Change in school calendar unlikely
The prospect of a four-day school week in School District 51 is likely to be shelved at Tuesday’s school board meeting. But board members want the public to know that concept may be taken off the shelf and given a second glance in a few months when the district has a better idea how much money the state will cut from its 2011-12 budget.
The district examined a four-day week as a way to save an estimated $2 million after hearing the state may cut up to $12 million from next year’s District 51 budget. District 51 Executive Director of Support Services Melissa Callahan DeVita said during a board retreat Thursday morning the most recent figure she has been told to expect from the state is a budget reduction of $4 million to $6.5 million. The figure could go up or down as state revenues roll in.

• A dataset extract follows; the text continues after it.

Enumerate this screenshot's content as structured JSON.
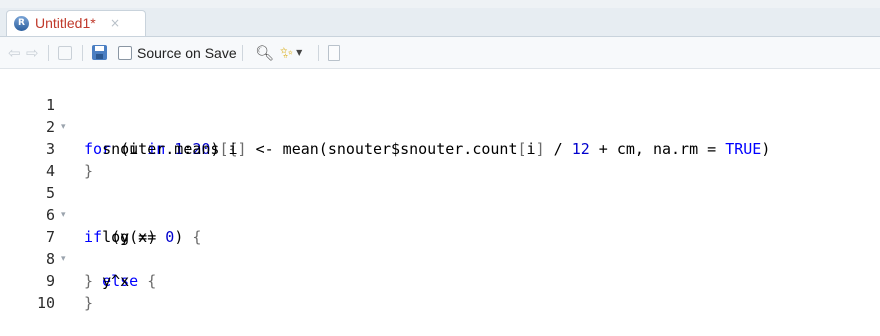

Board members largely panned the four-day-week concept during discussion Thursday. In particular they worried much of the savings would come from cutting work for some of the district’s lowest-paid employees. Board member Leslie Kiesler said a resolution adopting a 2011-12 calendar Tuesday should acknowledge the various ideas the district considered, including year-round school and a four-day week, but opt for a traditional schedule.
“That way we can give our reasons and put it to bed,” she said of the four-day-week concept.
Board member Diann Rice said she wants the resolution to be clear that the board prefers a traditional calendar for next year based on information so far about next year’s budget. If state cuts end up being worse than expected, a calendar change of some kind could be necessary, she said.
“If we vote against a four-day week and have to come back and look at $12 million in cuts, I think that will be much more difficult,” than saying the board is against the idea in any circumstance, Rice said.
District 51 Superintendent Steve Schultz said a four-day week is not preferable, based upon all he has heard. Still, a resolution should include the caveat that a traditional calendar is preferred “given the information we have now,” he said.
“If the $12 million happened, we may have to come back and look at a four-day week or some other year-length option,” Schultz said.
Thursday’s discussion also touched on how a year-round calendar would impact students concurrently enrolled in college, as well as savings that could be realized from lengthening the school day by five, 10 or 15 minutes and cutting two, four or six days from the school year. The estimated savings in secretarial costs, substitute teachers, fuel and transportation would amount to $116,300, $232,600, and $348,900, respectively, if two, four or six days were removed from the schedule.
The board likely will adopt one of two calendars Tuesday that resemble this year’s calendar. The differences between the two calendars are minimal and include having conferences on different days and starting winter break earlier or later.